Problem to work on: Could you retype every entry below exactly as written?

App and web page records
╭──

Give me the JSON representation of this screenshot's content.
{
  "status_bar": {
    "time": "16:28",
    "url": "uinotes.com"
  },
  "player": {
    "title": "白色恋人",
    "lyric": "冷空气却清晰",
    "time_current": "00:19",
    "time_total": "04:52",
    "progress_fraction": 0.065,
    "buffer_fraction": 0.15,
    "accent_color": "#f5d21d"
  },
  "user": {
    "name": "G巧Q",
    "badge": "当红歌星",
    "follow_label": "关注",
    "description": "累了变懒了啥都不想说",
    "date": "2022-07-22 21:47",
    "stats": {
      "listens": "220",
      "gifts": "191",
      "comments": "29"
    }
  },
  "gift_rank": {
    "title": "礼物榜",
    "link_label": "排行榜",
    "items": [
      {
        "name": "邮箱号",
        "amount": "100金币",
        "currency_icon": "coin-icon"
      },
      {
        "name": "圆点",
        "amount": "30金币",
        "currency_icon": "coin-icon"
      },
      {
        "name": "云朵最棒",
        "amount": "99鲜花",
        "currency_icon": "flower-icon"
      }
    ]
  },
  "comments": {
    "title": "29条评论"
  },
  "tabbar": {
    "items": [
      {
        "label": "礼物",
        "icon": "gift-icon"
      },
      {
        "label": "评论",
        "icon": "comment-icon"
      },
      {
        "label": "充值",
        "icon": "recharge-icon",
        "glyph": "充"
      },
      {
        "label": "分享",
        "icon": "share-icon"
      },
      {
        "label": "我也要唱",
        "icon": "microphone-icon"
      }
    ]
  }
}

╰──

Reply:
Give me the JSON representation of this screenshot's content.
{
  "status_bar": {
    "time": "16:28",
    "url": "uinotes.com"
  },
  "player": {
    "title": "白色恋人",
    "lyric": "冷空气却清晰",
    "time_current": "00:19",
    "time_total": "04:52",
    "progress_fraction": 0.065,
    "buffer_fraction": 0.15,
    "accent_color": "#f5d21d"
  },
  "user": {
    "name": "G巧Q",
    "badge": "当红歌星",
    "follow_label": "关注",
    "description": "累了变懒了啥都不想说",
    "date": "2022-07-22 21:47",
    "stats": {
      "listens": "220",
      "gifts": "191",
      "comments": "29"
    }
  },
  "gift_rank": {
    "title": "礼物榜",
    "link_label": "排行榜",
    "items": [
      {
        "name": "邮箱号",
        "amount": "100金币",
        "currency_icon": "coin-icon"
      },
      {
        "name": "圆点",
        "amount": "30金币",
        "currency_icon": "coin-icon"
      },
      {
        "name": "云朵最棒",
        "amount": "99鲜花",
        "currency_icon": "flower-icon"
      }
    ]
  },
  "comments": {
    "title": "29条评论"
  },
  "tabbar": {
    "items": [
      {
        "label": "礼物",
        "icon": "gift-icon"
      },
      {
        "label": "评论",
        "icon": "comment-icon"
      },
      {
        "label": "充值",
        "icon": "recharge-icon",
        "glyph": "充"
      },
      {
        "label": "分享",
        "icon": "share-icon"
      },
      {
        "label": "我也要唱",
        "icon": "microphone-icon"
      }
    ]
  }
}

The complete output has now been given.